• Activity: In the listing that follows, determine how many lines include the word "kind". Respond with that number alone.

• Data shown:

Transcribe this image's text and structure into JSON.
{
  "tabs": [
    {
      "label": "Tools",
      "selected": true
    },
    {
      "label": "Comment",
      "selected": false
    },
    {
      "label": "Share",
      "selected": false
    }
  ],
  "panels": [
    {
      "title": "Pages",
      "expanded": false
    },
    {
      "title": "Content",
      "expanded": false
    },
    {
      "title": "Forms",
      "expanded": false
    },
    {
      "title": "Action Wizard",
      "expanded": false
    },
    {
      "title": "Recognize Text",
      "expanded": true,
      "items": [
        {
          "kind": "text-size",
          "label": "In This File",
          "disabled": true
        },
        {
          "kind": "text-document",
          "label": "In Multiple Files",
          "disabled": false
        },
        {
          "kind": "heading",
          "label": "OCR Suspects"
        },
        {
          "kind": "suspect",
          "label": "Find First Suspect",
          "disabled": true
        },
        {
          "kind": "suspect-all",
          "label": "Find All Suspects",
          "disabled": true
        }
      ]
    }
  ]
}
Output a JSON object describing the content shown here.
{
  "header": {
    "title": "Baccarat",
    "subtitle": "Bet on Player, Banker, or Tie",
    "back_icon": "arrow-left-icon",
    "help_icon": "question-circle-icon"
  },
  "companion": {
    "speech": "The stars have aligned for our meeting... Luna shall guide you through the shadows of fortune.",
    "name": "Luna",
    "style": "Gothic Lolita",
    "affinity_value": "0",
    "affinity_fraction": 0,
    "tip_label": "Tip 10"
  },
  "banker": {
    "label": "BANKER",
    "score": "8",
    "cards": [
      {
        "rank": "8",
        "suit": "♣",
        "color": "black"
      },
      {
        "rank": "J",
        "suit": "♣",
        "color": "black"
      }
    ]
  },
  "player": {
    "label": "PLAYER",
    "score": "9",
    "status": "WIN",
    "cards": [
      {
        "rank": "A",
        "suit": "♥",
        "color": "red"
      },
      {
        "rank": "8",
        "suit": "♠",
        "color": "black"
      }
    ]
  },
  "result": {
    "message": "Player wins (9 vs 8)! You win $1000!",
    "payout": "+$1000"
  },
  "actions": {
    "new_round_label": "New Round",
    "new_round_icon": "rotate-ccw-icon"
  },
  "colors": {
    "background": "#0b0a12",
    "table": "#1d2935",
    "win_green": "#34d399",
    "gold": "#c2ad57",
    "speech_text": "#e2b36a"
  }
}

• Expected output: 5